And now . . . it looks like FoxConn might not be holding up its end of the bargain after all. The jobs won’t be in blue-collar manufacturing, they’ll be in white-collar research and development, and they’re projecting just 1,000 hires by 2020, not 5,000.
Gee, who saw that coming? The only good news is that the state might be able to get out of at least part of its end of the deal:
To qualify for the tax credits Foxconn must meet certain hiring and capital investment goals. It fell short of the employment goal in 2018 – hiring 178 full-time jobs rather than the 260 targeted – failing to earn a tax credit of up to $9.5 million.
Wisconsin’s GOP assembly speaker Robin Vos and Senate majority leader Scott Fitzgerald are blaming incoming Governor Tony Evans:
In a short time, Foxconn has made a positive impact across Wisconsin with more than 1,000 new jobs, an investment of $200 million, three innovation centers and one of the largest gifts ever of $100 million to the UW-Madison. We don’t blame Foxconn for altering plans in an ever-changing technology business. It’s also not surprising Foxconn would rethink building a manufacturing plant in Wisconsin under the Evers Administration. The company is reacting to the wave of economic uncertainty that the new governor has brought with his administration. Governor Evers has an anti-jobs agenda and pledged to do away with a successful business incentive for manufacturing and agriculture.
Evers is now in an ironically difficult spot.
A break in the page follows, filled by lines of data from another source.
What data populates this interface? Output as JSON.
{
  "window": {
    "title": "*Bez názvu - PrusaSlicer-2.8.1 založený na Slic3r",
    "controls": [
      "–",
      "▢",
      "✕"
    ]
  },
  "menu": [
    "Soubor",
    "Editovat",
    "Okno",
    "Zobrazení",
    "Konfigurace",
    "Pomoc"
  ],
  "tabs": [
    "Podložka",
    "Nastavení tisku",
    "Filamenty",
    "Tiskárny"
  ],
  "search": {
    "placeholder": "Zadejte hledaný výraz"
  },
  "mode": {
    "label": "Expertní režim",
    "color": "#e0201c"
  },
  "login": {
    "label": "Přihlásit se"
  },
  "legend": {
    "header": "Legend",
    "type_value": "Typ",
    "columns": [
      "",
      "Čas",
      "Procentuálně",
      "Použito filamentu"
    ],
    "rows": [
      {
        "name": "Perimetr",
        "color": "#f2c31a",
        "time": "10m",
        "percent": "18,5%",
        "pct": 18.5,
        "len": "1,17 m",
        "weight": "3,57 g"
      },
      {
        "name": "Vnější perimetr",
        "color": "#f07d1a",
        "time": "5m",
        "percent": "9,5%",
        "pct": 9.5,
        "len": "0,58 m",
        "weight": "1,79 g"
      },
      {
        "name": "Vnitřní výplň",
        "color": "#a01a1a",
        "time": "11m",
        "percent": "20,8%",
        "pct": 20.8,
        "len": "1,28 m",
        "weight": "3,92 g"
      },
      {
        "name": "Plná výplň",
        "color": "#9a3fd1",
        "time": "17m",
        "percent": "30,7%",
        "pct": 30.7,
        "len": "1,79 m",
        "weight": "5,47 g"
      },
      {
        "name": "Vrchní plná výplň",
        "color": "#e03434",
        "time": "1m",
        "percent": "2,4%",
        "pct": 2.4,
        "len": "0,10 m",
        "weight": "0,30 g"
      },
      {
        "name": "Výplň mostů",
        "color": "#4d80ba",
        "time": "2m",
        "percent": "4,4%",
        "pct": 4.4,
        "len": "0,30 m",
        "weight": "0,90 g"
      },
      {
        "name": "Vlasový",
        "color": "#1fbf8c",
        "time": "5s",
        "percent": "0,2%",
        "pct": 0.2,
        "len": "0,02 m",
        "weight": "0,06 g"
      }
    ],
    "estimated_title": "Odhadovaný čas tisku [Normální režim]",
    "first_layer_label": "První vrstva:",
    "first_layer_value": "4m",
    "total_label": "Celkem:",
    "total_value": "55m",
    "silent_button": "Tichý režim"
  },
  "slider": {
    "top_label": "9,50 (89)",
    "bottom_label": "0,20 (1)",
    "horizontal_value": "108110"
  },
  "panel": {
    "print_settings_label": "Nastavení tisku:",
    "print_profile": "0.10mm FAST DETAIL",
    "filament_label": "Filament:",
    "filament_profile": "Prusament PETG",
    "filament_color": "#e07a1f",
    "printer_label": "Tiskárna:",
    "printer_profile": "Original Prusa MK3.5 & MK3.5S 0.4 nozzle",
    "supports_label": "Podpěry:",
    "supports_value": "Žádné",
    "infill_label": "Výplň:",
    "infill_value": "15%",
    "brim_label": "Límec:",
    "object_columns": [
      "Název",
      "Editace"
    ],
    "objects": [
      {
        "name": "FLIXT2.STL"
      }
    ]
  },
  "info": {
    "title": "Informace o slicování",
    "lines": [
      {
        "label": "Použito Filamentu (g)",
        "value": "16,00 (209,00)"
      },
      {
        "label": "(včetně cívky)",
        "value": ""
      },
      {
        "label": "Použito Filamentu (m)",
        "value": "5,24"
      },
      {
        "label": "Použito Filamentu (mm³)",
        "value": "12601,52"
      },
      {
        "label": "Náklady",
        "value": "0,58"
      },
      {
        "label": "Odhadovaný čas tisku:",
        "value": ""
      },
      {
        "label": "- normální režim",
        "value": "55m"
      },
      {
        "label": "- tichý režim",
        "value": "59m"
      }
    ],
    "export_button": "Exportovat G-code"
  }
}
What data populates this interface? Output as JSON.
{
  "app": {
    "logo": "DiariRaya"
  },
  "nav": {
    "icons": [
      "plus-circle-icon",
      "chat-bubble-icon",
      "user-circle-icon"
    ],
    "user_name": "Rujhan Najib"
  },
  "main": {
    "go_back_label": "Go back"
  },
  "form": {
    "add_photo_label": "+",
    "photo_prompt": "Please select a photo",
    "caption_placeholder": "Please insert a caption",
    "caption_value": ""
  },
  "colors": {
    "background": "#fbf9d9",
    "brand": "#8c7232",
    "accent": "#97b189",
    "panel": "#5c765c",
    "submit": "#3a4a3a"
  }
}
He could get blamed for the unkept promises of thousands of new jobs if and when he runs for reelection 2022, even though he called the Foxconn agreement a “lousy deal” on the campaign trail last year.